**Instructions for the task:** The expected output is the data below, character for character, without its pictures.

______________________________

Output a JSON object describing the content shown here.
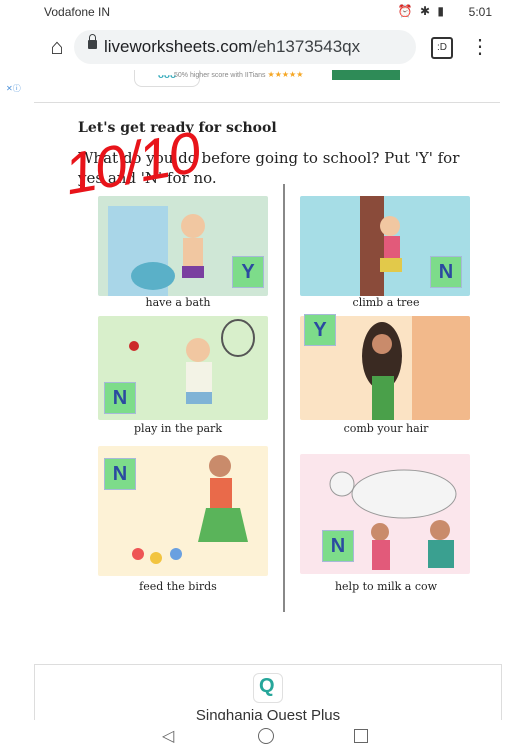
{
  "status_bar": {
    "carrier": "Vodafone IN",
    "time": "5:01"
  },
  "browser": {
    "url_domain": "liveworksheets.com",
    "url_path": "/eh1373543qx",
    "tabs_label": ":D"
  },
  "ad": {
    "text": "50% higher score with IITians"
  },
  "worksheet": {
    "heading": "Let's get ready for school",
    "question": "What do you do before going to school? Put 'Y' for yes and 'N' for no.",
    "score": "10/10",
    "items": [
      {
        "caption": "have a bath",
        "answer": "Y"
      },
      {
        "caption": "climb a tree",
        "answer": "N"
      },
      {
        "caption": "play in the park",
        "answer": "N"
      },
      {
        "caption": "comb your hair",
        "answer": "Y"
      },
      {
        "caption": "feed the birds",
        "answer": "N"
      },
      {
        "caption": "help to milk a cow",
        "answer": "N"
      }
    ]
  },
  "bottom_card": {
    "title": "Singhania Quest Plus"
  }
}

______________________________

**Answer section:**
Output a JSON object describing the content shown here.
{
  "status_bar": {
    "carrier": "Vodafone IN",
    "time": "5:01"
  },
  "browser": {
    "url_domain": "liveworksheets.com",
    "url_path": "/eh1373543qx",
    "tabs_label": ":D"
  },
  "ad": {
    "text": "50% higher score with IITians"
  },
  "worksheet": {
    "heading": "Let's get ready for school",
    "question": "What do you do before going to school? Put 'Y' for yes and 'N' for no.",
    "score": "10/10",
    "items": [
      {
        "caption": "have a bath",
        "answer": "Y"
      },
      {
        "caption": "climb a tree",
        "answer": "N"
      },
      {
        "caption": "play in the park",
        "answer": "N"
      },
      {
        "caption": "comb your hair",
        "answer": "Y"
      },
      {
        "caption": "feed the birds",
        "answer": "N"
      },
      {
        "caption": "help to milk a cow",
        "answer": "N"
      }
    ]
  },
  "bottom_card": {
    "title": "Singhania Quest Plus"
  }
}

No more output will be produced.